**ACTIVITY:** Out of the entries that follow, copy each line containing "CoreApplication".

**THE DATA:**
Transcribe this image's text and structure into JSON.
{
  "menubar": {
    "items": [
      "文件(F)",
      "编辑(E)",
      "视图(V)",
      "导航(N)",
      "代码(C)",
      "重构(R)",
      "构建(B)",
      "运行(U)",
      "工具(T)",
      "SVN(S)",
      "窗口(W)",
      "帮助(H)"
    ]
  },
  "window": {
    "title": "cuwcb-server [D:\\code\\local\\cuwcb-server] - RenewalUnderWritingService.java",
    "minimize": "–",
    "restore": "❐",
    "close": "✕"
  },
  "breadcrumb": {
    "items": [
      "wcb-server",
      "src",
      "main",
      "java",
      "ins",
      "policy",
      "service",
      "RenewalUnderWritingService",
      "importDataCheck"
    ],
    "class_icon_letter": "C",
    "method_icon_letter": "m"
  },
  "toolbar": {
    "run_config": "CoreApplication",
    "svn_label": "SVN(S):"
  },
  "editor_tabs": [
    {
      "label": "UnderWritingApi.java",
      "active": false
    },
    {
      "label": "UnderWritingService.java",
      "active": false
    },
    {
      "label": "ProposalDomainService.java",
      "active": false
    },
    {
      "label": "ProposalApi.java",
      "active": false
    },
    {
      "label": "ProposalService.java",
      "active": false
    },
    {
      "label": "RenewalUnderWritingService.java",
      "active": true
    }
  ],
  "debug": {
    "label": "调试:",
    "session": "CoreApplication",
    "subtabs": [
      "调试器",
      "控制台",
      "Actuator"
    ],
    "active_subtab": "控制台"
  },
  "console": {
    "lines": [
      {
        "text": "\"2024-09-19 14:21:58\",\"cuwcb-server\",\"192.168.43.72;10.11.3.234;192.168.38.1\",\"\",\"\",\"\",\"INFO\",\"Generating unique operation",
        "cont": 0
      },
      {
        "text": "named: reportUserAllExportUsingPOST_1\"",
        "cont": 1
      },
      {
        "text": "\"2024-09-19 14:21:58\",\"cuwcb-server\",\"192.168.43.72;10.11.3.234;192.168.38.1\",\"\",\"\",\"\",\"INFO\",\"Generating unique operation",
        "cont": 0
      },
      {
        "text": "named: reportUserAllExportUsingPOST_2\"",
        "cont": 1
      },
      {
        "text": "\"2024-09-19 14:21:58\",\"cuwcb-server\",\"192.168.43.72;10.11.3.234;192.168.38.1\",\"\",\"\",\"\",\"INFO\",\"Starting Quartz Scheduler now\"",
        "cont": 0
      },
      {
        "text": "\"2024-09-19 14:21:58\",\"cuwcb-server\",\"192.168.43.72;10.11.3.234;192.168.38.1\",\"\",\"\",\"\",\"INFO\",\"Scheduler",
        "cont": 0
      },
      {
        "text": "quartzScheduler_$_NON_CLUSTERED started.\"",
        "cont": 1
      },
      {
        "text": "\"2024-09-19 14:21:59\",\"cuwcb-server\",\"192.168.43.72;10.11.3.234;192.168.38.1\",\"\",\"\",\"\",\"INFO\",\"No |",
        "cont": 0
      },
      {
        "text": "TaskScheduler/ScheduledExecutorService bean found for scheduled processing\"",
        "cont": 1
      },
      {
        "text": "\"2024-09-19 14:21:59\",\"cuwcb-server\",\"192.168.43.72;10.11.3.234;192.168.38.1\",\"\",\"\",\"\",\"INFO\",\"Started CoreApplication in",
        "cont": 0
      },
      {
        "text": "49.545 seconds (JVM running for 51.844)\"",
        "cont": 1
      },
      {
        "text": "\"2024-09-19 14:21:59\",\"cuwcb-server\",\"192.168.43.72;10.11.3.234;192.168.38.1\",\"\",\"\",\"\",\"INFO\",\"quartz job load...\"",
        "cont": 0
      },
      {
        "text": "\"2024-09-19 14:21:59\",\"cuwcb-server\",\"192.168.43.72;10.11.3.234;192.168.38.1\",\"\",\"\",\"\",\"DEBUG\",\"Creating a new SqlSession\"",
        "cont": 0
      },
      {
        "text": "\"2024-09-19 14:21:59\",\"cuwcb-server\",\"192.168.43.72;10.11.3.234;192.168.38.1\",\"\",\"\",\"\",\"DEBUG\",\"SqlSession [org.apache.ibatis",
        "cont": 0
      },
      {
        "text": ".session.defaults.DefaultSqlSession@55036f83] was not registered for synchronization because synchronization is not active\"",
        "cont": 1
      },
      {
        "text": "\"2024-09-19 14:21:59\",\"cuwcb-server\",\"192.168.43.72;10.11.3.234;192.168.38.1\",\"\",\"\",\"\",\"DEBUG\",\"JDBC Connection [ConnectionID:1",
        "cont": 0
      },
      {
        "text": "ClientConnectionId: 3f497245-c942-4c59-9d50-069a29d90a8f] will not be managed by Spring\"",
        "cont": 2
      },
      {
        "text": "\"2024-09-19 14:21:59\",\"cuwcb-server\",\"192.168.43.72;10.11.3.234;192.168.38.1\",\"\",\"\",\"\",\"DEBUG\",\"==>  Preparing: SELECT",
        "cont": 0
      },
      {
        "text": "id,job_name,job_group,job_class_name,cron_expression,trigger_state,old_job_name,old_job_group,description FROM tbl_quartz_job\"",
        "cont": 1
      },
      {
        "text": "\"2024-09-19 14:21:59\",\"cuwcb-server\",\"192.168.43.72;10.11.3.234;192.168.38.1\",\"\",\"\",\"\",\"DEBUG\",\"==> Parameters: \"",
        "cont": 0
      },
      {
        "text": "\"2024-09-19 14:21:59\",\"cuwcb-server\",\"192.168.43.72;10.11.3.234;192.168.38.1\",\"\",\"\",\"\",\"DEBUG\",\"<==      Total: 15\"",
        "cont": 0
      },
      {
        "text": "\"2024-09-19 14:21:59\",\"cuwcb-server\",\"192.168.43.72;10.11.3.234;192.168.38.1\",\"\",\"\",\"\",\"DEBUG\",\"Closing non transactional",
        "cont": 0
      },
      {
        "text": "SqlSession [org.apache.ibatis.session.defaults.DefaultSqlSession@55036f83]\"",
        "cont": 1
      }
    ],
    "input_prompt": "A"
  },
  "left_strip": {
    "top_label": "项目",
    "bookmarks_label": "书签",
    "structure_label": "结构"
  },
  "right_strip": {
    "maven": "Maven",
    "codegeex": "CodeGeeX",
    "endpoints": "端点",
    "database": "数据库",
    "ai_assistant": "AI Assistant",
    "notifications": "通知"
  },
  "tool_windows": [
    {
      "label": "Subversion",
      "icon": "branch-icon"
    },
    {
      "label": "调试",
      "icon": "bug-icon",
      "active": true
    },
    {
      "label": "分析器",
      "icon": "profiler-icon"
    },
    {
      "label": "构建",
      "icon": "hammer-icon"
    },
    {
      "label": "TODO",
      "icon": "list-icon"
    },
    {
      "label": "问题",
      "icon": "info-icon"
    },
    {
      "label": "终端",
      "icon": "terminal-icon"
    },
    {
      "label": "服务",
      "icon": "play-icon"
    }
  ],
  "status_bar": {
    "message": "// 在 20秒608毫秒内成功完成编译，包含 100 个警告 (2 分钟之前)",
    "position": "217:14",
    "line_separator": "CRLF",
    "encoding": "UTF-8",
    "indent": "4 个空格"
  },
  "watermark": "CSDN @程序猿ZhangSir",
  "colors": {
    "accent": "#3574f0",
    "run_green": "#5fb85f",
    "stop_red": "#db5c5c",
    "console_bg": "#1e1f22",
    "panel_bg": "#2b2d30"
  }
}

**SOLVED PROBLEM:**
    "run_config": "CoreApplication",
    "session": "CoreApplication",
        "text": "\"2024-09-19 14:21:59\",\"cuwcb-server\",\"192.168.43.72;10.11.3.234;192.168.38.1\",\"\",\"\",\"\",\"INFO\",\"Started CoreApplication in",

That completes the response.